EXERCISE OBJECTIVE:
Identify each line below that contains the word "settings", and copy it out.

### PROVIDED MATERIAL ###

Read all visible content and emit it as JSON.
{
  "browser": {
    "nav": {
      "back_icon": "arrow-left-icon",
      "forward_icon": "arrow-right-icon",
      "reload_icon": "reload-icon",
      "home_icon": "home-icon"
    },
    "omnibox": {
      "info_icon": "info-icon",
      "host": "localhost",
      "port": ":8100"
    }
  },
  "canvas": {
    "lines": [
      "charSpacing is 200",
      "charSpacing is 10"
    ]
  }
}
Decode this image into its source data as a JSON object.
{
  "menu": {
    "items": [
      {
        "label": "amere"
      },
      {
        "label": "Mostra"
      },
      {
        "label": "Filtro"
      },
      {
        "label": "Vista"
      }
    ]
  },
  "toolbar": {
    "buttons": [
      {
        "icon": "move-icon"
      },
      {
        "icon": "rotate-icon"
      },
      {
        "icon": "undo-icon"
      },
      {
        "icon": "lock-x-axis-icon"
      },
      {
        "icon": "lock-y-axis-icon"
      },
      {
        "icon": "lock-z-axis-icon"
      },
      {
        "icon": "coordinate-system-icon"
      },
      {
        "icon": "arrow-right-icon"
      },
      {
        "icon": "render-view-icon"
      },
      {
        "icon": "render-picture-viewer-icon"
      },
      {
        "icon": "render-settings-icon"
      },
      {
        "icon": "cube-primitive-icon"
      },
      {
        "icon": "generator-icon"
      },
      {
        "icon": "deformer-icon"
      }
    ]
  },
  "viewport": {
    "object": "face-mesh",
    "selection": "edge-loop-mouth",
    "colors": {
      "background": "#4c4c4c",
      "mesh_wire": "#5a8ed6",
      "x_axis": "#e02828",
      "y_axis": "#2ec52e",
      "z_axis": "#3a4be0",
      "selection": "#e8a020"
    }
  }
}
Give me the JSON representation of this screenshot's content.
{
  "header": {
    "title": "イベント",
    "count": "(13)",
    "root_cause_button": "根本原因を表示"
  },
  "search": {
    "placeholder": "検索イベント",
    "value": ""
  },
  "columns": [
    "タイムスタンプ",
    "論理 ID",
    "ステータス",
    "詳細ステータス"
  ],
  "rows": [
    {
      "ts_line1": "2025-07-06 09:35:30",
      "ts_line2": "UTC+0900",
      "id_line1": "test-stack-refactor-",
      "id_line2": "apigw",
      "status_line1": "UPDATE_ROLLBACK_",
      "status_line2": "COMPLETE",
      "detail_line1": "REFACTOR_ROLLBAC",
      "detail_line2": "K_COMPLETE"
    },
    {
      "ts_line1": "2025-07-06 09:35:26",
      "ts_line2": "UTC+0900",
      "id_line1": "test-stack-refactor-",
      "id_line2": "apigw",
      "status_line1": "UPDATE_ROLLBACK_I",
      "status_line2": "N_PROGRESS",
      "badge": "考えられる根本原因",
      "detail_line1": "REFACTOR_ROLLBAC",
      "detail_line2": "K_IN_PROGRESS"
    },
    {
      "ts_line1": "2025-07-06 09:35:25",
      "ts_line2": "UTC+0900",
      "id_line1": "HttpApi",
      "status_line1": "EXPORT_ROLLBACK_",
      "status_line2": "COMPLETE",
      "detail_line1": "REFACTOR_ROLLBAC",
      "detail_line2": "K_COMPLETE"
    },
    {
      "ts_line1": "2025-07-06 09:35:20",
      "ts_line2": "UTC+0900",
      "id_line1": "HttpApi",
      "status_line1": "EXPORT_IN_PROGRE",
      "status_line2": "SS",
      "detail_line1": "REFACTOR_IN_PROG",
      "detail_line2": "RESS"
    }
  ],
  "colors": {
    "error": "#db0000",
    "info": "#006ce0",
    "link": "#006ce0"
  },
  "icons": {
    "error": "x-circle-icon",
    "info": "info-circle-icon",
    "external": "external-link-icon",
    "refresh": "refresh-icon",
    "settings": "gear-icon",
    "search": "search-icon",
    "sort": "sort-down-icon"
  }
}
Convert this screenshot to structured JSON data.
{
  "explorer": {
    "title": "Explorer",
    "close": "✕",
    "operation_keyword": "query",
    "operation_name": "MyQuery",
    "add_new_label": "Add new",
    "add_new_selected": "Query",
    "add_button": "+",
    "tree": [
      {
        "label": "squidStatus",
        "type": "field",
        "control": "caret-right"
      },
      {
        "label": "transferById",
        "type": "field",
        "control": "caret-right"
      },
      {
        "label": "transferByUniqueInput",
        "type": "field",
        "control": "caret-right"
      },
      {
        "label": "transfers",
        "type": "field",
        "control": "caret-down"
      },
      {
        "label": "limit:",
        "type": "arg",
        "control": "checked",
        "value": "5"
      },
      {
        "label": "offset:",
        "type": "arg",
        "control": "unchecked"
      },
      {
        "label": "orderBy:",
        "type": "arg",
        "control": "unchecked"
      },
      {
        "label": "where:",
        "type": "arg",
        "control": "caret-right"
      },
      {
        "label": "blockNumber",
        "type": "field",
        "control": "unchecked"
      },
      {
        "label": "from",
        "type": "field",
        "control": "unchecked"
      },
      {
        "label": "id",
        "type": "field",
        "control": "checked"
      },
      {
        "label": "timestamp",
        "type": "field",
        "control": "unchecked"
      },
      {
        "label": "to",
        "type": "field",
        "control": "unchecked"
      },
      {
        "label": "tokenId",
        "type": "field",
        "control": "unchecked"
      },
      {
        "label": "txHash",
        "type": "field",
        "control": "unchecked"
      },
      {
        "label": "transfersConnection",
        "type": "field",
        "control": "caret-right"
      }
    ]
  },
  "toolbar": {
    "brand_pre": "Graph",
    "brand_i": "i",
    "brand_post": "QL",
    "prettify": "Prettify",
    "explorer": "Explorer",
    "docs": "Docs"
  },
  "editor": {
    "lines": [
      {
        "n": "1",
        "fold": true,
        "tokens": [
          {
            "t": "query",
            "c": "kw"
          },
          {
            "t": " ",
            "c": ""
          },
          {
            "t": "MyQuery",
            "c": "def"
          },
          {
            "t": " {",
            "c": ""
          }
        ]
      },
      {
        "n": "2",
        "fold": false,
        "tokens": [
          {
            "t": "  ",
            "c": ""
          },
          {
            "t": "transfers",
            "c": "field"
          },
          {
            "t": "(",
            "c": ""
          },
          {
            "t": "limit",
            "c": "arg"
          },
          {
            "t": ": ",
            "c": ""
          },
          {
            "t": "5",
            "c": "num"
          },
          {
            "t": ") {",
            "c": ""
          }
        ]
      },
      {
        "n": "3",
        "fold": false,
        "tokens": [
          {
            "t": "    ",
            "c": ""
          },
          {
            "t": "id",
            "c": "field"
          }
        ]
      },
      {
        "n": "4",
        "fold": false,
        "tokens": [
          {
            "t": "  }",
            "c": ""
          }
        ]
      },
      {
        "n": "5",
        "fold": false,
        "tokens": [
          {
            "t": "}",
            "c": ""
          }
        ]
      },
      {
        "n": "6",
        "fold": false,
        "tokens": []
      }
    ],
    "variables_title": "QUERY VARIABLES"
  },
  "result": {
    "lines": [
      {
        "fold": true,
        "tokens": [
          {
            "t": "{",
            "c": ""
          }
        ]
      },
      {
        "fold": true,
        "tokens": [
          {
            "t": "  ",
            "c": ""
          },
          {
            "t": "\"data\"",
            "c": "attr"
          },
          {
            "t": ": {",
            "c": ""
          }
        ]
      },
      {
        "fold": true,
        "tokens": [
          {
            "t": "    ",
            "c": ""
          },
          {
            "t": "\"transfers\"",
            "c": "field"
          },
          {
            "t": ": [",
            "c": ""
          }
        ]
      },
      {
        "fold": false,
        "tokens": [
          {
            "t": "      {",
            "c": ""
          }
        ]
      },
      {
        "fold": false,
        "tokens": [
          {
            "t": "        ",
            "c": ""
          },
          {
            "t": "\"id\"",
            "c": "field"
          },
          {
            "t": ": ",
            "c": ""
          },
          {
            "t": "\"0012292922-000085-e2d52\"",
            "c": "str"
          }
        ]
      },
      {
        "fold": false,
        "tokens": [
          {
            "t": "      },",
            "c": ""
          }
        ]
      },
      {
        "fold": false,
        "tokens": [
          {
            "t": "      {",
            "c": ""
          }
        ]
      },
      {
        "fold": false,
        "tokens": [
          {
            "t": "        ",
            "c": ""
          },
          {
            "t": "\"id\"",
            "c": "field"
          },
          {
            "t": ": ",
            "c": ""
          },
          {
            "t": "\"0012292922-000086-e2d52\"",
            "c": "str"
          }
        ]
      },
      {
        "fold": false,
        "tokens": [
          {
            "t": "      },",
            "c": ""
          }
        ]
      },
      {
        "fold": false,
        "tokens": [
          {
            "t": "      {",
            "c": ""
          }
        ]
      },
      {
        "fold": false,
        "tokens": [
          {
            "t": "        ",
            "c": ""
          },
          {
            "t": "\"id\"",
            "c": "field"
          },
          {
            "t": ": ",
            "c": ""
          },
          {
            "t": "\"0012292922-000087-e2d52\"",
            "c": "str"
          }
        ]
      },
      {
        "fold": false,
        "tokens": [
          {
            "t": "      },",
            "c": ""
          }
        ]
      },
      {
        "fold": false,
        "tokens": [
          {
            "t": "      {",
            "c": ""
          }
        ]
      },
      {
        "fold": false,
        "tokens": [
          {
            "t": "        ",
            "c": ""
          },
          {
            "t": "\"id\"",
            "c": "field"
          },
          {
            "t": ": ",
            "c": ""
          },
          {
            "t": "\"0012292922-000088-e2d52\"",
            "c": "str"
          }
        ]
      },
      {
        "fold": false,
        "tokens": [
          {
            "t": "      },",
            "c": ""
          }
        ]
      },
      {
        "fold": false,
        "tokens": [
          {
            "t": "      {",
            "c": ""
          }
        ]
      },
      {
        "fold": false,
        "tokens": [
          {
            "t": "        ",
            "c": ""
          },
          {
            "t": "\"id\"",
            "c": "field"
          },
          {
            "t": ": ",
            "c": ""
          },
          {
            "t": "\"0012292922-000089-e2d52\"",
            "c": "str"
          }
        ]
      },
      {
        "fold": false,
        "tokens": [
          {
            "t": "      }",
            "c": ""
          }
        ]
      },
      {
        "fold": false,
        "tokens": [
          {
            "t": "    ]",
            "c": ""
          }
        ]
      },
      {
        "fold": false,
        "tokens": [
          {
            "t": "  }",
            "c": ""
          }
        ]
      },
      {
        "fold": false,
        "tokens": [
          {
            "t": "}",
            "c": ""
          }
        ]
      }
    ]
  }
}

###

SOLUTION TO THIS TASK:
        "icon": "render-settings-icon"
    "settings": "gear-icon",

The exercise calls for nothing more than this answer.